Problem requirements :: Return the records exactly, please. Every line should match.

Records from a collection:
::::::::::

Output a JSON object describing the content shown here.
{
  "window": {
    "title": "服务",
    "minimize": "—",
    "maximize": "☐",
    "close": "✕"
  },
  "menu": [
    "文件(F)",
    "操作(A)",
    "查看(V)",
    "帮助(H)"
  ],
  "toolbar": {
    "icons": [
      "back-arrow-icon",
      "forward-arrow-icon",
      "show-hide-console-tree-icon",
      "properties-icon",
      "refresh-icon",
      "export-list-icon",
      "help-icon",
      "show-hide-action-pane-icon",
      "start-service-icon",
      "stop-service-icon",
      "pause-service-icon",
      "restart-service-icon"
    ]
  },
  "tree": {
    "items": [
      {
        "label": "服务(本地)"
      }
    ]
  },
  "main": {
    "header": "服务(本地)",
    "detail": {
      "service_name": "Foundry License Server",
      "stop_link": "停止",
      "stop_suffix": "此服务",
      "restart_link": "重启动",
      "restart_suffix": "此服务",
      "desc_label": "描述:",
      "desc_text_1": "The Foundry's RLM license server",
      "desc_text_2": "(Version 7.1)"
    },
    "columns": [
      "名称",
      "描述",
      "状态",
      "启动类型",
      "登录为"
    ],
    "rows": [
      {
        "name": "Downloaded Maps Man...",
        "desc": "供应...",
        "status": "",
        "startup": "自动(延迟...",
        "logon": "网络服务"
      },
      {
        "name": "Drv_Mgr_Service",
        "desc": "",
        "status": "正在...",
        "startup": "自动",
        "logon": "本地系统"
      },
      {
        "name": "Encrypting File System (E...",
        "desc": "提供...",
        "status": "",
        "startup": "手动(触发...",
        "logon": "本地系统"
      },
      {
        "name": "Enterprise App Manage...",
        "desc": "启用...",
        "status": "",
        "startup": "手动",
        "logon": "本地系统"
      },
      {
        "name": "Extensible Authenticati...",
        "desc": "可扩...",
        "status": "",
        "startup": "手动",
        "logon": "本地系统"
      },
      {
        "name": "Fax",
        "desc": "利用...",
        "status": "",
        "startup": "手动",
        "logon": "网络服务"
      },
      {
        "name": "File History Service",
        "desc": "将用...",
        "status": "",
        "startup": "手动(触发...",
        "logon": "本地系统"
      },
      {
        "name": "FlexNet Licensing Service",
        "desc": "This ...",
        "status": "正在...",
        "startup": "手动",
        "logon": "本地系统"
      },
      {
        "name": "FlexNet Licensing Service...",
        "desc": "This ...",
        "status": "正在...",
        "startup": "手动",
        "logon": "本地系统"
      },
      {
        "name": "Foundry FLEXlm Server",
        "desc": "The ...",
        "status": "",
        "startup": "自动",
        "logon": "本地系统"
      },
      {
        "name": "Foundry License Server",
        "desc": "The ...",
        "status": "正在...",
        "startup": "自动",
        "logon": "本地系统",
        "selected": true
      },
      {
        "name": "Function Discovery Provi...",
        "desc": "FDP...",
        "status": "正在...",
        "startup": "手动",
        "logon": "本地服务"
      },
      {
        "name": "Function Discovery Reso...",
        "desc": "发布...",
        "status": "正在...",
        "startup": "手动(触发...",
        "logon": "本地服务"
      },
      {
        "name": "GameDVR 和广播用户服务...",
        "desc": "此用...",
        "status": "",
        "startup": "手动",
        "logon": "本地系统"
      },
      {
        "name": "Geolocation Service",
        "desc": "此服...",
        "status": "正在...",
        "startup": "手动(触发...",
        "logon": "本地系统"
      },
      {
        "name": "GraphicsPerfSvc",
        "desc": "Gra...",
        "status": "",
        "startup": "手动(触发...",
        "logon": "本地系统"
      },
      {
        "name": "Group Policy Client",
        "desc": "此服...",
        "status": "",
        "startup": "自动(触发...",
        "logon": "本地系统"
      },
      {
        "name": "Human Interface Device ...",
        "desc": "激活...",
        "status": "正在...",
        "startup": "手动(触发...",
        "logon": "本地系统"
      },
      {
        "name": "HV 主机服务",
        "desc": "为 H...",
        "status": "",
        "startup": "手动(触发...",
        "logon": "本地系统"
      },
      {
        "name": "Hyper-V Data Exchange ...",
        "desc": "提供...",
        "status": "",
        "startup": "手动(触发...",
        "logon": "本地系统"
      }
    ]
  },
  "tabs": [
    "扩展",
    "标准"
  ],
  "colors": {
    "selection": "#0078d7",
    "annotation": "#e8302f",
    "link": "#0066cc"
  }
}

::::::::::

Completed exercise ::
Output a JSON object describing the content shown here.
{
  "window": {
    "title": "服务",
    "minimize": "—",
    "maximize": "☐",
    "close": "✕"
  },
  "menu": [
    "文件(F)",
    "操作(A)",
    "查看(V)",
    "帮助(H)"
  ],
  "toolbar": {
    "icons": [
      "back-arrow-icon",
      "forward-arrow-icon",
      "show-hide-console-tree-icon",
      "properties-icon",
      "refresh-icon",
      "export-list-icon",
      "help-icon",
      "show-hide-action-pane-icon",
      "start-service-icon",
      "stop-service-icon",
      "pause-service-icon",
      "restart-service-icon"
    ]
  },
  "tree": {
    "items": [
      {
        "label": "服务(本地)"
      }
    ]
  },
  "main": {
    "header": "服务(本地)",
    "detail": {
      "service_name": "Foundry License Server",
      "stop_link": "停止",
      "stop_suffix": "此服务",
      "restart_link": "重启动",
      "restart_suffix": "此服务",
      "desc_label": "描述:",
      "desc_text_1": "The Foundry's RLM license server",
      "desc_text_2": "(Version 7.1)"
    },
    "columns": [
      "名称",
      "描述",
      "状态",
      "启动类型",
      "登录为"
    ],
    "rows": [
      {
        "name": "Downloaded Maps Man...",
        "desc": "供应...",
        "status": "",
        "startup": "自动(延迟...",
        "logon": "网络服务"
      },
      {
        "name": "Drv_Mgr_Service",
        "desc": "",
        "status": "正在...",
        "startup": "自动",
        "logon": "本地系统"
      },
      {
        "name": "Encrypting File System (E...",
        "desc": "提供...",
        "status": "",
        "startup": "手动(触发...",
        "logon": "本地系统"
      },
      {
        "name": "Enterprise App Manage...",
        "desc": "启用...",
        "status": "",
        "startup": "手动",
        "logon": "本地系统"
      },
      {
        "name": "Extensible Authenticati...",
        "desc": "可扩...",
        "status": "",
        "startup": "手动",
        "logon": "本地系统"
      },
      {
        "name": "Fax",
        "desc": "利用...",
        "status": "",
        "startup": "手动",
        "logon": "网络服务"
      },
      {
        "name": "File History Service",
        "desc": "将用...",
        "status": "",
        "startup": "手动(触发...",
        "logon": "本地系统"
      },
      {
        "name": "FlexNet Licensing Service",
        "desc": "This ...",
        "status": "正在...",
        "startup": "手动",
        "logon": "本地系统"
      },
      {
        "name": "FlexNet Licensing Service...",
        "desc": "This ...",
        "status": "正在...",
        "startup": "手动",
        "logon": "本地系统"
      },
      {
        "name": "Foundry FLEXlm Server",
        "desc": "The ...",
        "status": "",
        "startup": "自动",
        "logon": "本地系统"
      },
      {
        "name": "Foundry License Server",
        "desc": "The ...",
        "status": "正在...",
        "startup": "自动",
        "logon": "本地系统",
        "selected": true
      },
      {
        "name": "Function Discovery Provi...",
        "desc": "FDP...",
        "status": "正在...",
        "startup": "手动",
        "logon": "本地服务"
      },
      {
        "name": "Function Discovery Reso...",
        "desc": "发布...",
        "status": "正在...",
        "startup": "手动(触发...",
        "logon": "本地服务"
      },
      {
        "name": "GameDVR 和广播用户服务...",
        "desc": "此用...",
        "status": "",
        "startup": "手动",
        "logon": "本地系统"
      },
      {
        "name": "Geolocation Service",
        "desc": "此服...",
        "status": "正在...",
        "startup": "手动(触发...",
        "logon": "本地系统"
      },
      {
        "name": "GraphicsPerfSvc",
        "desc": "Gra...",
        "status": "",
        "startup": "手动(触发...",
        "logon": "本地系统"
      },
      {
        "name": "Group Policy Client",
        "desc": "此服...",
        "status": "",
        "startup": "自动(触发...",
        "logon": "本地系统"
      },
      {
        "name": "Human Interface Device ...",
        "desc": "激活...",
        "status": "正在...",
        "startup": "手动(触发...",
        "logon": "本地系统"
      },
      {
        "name": "HV 主机服务",
        "desc": "为 H...",
        "status": "",
        "startup": "手动(触发...",
        "logon": "本地系统"
      },
      {
        "name": "Hyper-V Data Exchange ...",
        "desc": "提供...",
        "status": "",
        "startup": "手动(触发...",
        "logon": "本地系统"
      }
    ]
  },
  "tabs": [
    "扩展",
    "标准"
  ],
  "colors": {
    "selection": "#0078d7",
    "annotation": "#e8302f",
    "link": "#0066cc"
  }
}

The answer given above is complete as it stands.